# [YOUR GOAL]
Return all of the data below verbatim and exclude every picture.

# [DATA RECORDS]

+===+

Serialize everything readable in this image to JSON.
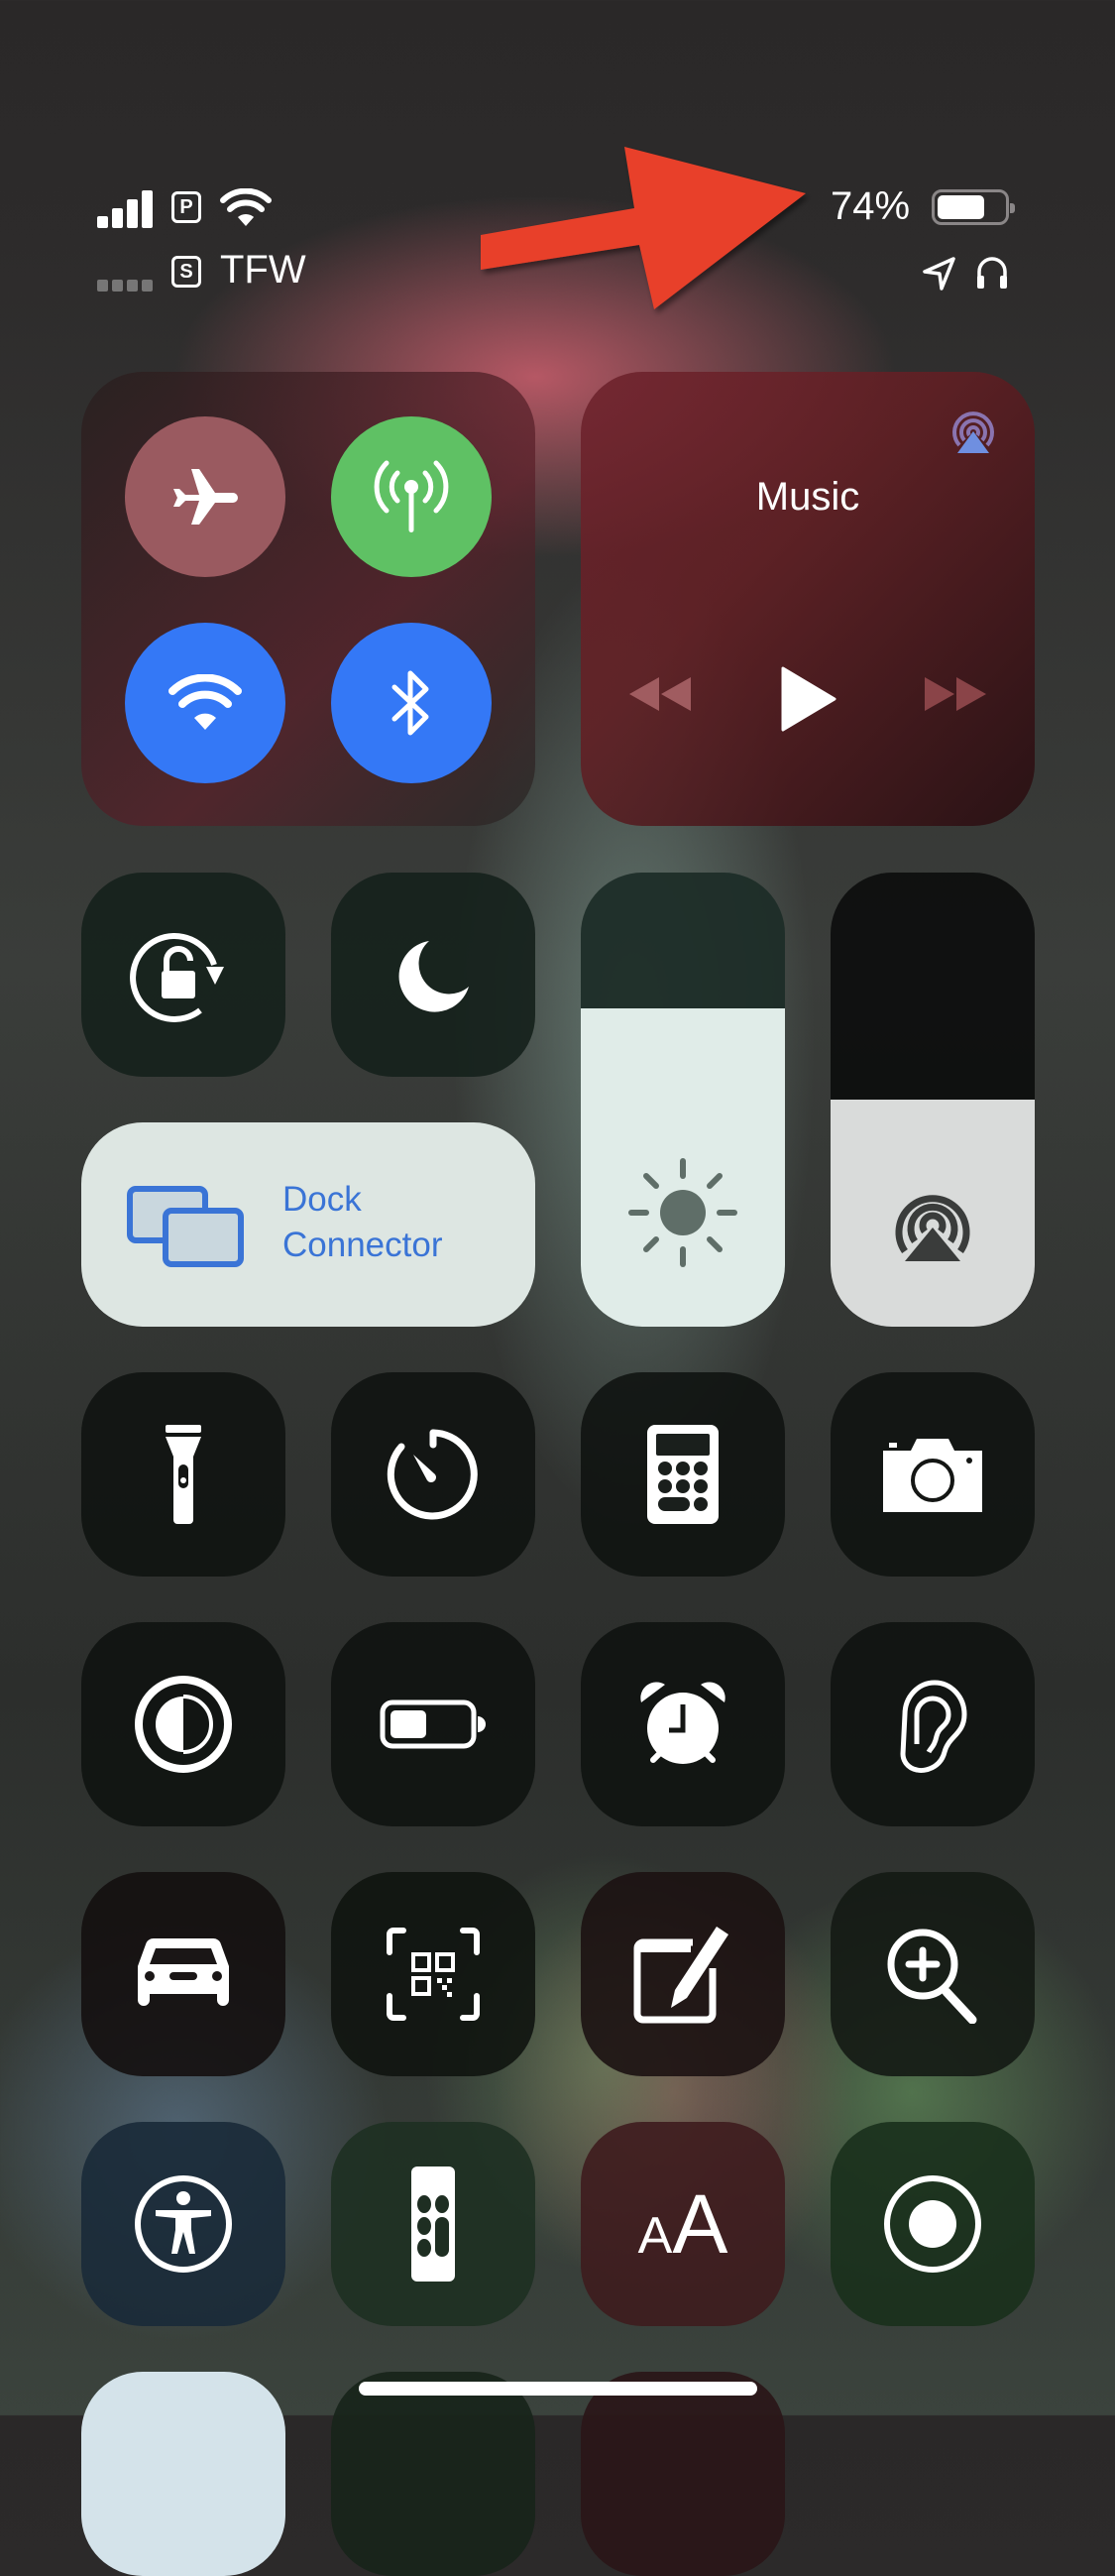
{
  "status_bar": {
    "primary_line_badge": "P",
    "secondary_line_badge": "S",
    "secondary_carrier": "TFW",
    "battery_percent_text": "74%",
    "battery_level": 0.74,
    "icons": [
      "cellular-signal-icon",
      "wifi-icon",
      "location-arrow-icon",
      "headphones-icon"
    ]
  },
  "annotation": {
    "type": "arrow",
    "color": "#e8412a",
    "points_to": "battery-percentage"
  },
  "connectivity": {
    "airplane_mode": {
      "label": "Airplane Mode",
      "on": false,
      "color": "#9a5a60"
    },
    "cellular_data": {
      "label": "Cellular Data",
      "on": true,
      "color": "#5fc164"
    },
    "wifi": {
      "label": "Wi-Fi",
      "on": true,
      "color": "#3478f6"
    },
    "bluetooth": {
      "label": "Bluetooth",
      "on": true,
      "color": "#3478f6"
    }
  },
  "now_playing": {
    "title": "Music",
    "airplay_color": "#6f8fe0",
    "controls": [
      "rewind",
      "play",
      "fast-forward"
    ]
  },
  "screen_mirroring": {
    "line1": "Dock",
    "line2": "Connector",
    "color": "#3a74d6"
  },
  "brightness": {
    "label": "Brightness",
    "level": 0.7
  },
  "volume": {
    "label": "Volume",
    "level": 0.5
  },
  "controls": [
    {
      "name": "orientation-lock",
      "label": "Orientation Lock"
    },
    {
      "name": "do-not-disturb",
      "label": "Do Not Disturb"
    },
    {
      "name": "flashlight",
      "label": "Flashlight"
    },
    {
      "name": "timer",
      "label": "Timer"
    },
    {
      "name": "calculator",
      "label": "Calculator"
    },
    {
      "name": "camera",
      "label": "Camera"
    },
    {
      "name": "dark-mode",
      "label": "Dark Mode"
    },
    {
      "name": "low-power-mode",
      "label": "Low Power Mode"
    },
    {
      "name": "alarm",
      "label": "Alarm"
    },
    {
      "name": "hearing",
      "label": "Hearing"
    },
    {
      "name": "driving-focus",
      "label": "Do Not Disturb While Driving"
    },
    {
      "name": "code-scanner",
      "label": "Scan QR Code"
    },
    {
      "name": "notes",
      "label": "Notes"
    },
    {
      "name": "magnifier",
      "label": "Magnifier"
    },
    {
      "name": "accessibility-shortcuts",
      "label": "Accessibility Shortcuts"
    },
    {
      "name": "apple-tv-remote",
      "label": "Apple TV Remote"
    },
    {
      "name": "text-size",
      "label": "Text Size",
      "glyph_small": "A",
      "glyph_large": "A"
    },
    {
      "name": "screen-recording",
      "label": "Screen Recording"
    }
  ]
}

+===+

# [TASK SOLUTION]
Serialize everything readable in this image to JSON.
{
  "status_bar": {
    "primary_line_badge": "P",
    "secondary_line_badge": "S",
    "secondary_carrier": "TFW",
    "battery_percent_text": "74%",
    "battery_level": 0.74,
    "icons": [
      "cellular-signal-icon",
      "wifi-icon",
      "location-arrow-icon",
      "headphones-icon"
    ]
  },
  "annotation": {
    "type": "arrow",
    "color": "#e8412a",
    "points_to": "battery-percentage"
  },
  "connectivity": {
    "airplane_mode": {
      "label": "Airplane Mode",
      "on": false,
      "color": "#9a5a60"
    },
    "cellular_data": {
      "label": "Cellular Data",
      "on": true,
      "color": "#5fc164"
    },
    "wifi": {
      "label": "Wi-Fi",
      "on": true,
      "color": "#3478f6"
    },
    "bluetooth": {
      "label": "Bluetooth",
      "on": true,
      "color": "#3478f6"
    }
  },
  "now_playing": {
    "title": "Music",
    "airplay_color": "#6f8fe0",
    "controls": [
      "rewind",
      "play",
      "fast-forward"
    ]
  },
  "screen_mirroring": {
    "line1": "Dock",
    "line2": "Connector",
    "color": "#3a74d6"
  },
  "brightness": {
    "label": "Brightness",
    "level": 0.7
  },
  "volume": {
    "label": "Volume",
    "level": 0.5
  },
  "controls": [
    {
      "name": "orientation-lock",
      "label": "Orientation Lock"
    },
    {
      "name": "do-not-disturb",
      "label": "Do Not Disturb"
    },
    {
      "name": "flashlight",
      "label": "Flashlight"
    },
    {
      "name": "timer",
      "label": "Timer"
    },
    {
      "name": "calculator",
      "label": "Calculator"
    },
    {
      "name": "camera",
      "label": "Camera"
    },
    {
      "name": "dark-mode",
      "label": "Dark Mode"
    },
    {
      "name": "low-power-mode",
      "label": "Low Power Mode"
    },
    {
      "name": "alarm",
      "label": "Alarm"
    },
    {
      "name": "hearing",
      "label": "Hearing"
    },
    {
      "name": "driving-focus",
      "label": "Do Not Disturb While Driving"
    },
    {
      "name": "code-scanner",
      "label": "Scan QR Code"
    },
    {
      "name": "notes",
      "label": "Notes"
    },
    {
      "name": "magnifier",
      "label": "Magnifier"
    },
    {
      "name": "accessibility-shortcuts",
      "label": "Accessibility Shortcuts"
    },
    {
      "name": "apple-tv-remote",
      "label": "Apple TV Remote"
    },
    {
      "name": "text-size",
      "label": "Text Size",
      "glyph_small": "A",
      "glyph_large": "A"
    },
    {
      "name": "screen-recording",
      "label": "Screen Recording"
    }
  ]
}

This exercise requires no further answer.